▶ [PROBLEM] For each line in the data that includes "screenshot", make a copy.

########################################

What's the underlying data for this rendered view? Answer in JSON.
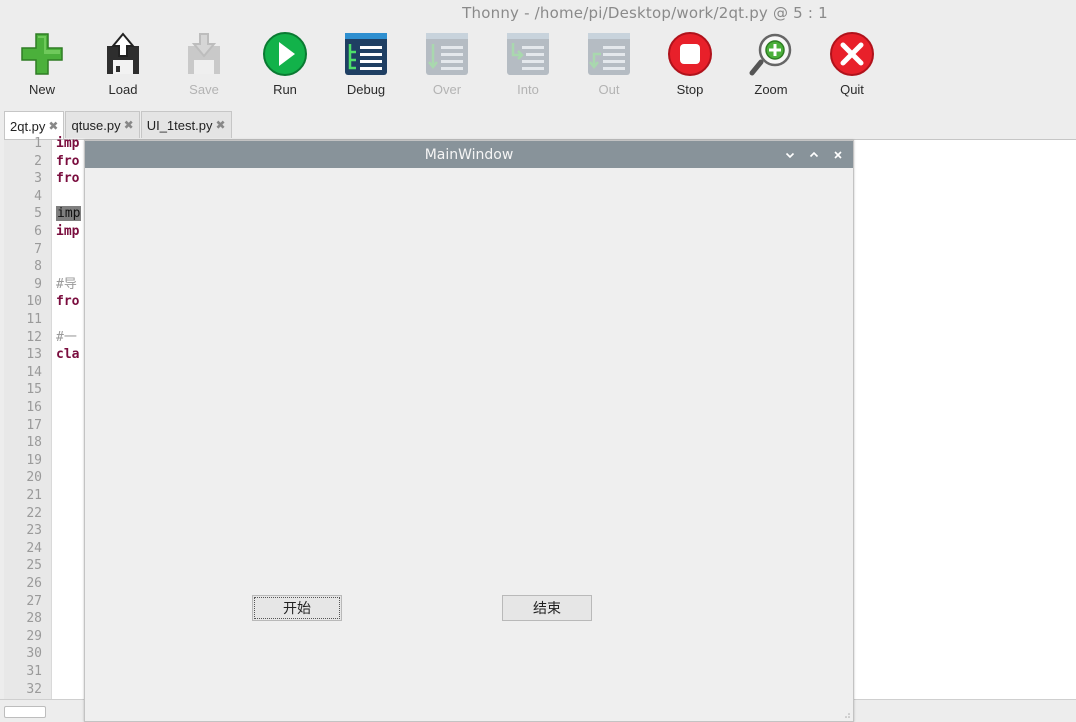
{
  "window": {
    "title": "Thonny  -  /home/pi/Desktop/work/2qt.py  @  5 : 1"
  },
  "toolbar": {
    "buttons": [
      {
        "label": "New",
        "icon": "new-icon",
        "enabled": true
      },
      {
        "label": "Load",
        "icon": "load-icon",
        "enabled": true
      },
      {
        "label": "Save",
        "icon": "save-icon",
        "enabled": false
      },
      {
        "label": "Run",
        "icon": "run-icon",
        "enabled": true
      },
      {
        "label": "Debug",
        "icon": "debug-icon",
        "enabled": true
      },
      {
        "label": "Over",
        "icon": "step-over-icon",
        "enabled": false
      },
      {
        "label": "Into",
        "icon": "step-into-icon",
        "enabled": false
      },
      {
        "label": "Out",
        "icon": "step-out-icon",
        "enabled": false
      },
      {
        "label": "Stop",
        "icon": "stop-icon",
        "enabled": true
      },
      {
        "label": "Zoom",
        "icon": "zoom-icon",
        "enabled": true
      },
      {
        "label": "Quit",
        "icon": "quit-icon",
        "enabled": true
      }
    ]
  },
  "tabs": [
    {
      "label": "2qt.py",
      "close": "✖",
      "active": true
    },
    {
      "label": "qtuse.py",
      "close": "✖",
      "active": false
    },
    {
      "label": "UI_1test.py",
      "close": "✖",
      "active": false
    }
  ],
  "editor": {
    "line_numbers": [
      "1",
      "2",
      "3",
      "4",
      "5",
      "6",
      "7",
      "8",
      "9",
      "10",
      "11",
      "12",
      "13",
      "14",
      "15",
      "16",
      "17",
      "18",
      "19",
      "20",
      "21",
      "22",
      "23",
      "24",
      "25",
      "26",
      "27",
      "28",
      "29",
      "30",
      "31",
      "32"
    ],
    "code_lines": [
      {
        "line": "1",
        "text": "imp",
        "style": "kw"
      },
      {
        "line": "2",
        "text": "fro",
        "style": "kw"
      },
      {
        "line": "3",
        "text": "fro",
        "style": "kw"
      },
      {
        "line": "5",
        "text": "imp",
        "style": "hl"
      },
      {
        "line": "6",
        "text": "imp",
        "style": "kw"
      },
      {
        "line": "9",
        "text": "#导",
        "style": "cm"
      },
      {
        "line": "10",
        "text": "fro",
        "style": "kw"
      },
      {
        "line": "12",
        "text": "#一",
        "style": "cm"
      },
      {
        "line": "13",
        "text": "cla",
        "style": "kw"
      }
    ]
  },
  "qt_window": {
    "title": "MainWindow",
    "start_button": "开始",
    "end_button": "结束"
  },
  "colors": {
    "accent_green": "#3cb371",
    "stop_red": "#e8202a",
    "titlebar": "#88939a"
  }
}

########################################

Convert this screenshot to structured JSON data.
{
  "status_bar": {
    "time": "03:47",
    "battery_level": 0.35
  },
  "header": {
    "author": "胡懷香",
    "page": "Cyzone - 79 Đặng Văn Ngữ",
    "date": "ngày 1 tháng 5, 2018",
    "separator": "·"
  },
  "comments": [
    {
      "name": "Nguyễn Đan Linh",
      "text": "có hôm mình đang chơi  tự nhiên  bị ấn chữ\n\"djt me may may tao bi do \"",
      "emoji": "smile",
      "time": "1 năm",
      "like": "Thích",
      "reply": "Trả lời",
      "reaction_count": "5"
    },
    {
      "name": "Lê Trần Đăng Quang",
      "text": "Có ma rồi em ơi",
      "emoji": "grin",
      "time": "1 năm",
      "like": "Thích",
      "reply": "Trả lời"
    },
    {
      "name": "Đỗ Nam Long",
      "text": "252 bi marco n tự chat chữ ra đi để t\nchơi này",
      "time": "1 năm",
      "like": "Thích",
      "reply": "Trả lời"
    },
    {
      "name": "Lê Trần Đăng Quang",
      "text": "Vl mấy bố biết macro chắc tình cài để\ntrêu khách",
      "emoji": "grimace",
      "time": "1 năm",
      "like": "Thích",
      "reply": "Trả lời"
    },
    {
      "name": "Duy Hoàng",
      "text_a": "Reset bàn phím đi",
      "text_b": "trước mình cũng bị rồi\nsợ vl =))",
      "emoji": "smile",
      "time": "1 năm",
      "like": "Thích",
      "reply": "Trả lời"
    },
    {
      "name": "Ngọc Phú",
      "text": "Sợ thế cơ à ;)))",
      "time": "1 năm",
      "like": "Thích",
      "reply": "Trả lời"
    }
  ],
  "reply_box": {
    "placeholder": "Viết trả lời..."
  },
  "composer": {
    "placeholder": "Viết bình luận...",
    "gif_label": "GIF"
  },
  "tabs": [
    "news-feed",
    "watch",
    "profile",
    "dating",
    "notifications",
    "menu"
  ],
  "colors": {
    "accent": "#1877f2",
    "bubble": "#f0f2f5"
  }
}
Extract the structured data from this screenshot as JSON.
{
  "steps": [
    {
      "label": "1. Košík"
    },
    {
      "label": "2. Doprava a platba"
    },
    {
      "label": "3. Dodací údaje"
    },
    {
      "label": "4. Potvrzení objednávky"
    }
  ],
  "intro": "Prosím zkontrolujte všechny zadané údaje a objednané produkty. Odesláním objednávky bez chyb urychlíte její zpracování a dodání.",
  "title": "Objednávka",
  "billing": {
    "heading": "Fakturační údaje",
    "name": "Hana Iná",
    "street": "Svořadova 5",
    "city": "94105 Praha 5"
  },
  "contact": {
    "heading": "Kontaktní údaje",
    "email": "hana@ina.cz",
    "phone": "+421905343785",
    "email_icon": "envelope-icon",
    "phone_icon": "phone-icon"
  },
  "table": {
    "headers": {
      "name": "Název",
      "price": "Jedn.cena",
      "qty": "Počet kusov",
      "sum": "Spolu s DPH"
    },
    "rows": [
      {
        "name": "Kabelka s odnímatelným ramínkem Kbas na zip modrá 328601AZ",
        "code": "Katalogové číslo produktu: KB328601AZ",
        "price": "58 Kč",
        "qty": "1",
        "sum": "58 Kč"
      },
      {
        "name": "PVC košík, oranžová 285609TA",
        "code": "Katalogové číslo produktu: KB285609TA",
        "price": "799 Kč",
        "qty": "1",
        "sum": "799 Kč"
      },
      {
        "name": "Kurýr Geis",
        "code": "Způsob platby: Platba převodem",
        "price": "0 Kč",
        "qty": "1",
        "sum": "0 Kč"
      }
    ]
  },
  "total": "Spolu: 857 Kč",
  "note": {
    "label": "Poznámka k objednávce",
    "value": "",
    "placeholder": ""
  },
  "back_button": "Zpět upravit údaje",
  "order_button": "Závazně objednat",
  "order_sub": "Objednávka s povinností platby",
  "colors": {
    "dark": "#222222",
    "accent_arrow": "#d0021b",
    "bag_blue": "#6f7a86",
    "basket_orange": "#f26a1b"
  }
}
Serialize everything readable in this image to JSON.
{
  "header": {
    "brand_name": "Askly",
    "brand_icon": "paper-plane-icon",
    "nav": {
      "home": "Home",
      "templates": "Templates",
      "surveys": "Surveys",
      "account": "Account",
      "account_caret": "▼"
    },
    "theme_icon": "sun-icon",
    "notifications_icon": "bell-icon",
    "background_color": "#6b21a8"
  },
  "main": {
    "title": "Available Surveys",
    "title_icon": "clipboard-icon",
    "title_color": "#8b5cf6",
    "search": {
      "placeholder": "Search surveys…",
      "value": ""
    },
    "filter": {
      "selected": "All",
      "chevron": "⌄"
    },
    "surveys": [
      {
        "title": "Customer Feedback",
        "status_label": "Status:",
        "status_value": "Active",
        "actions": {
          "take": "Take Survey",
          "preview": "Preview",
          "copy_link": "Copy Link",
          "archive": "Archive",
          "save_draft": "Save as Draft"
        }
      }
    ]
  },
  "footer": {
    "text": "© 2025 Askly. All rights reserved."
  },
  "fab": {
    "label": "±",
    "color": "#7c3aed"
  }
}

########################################

▶ [RESPONSE]
Convert this screenshot to structured JSON data.
Extract the structured data from this screenshot as JSON.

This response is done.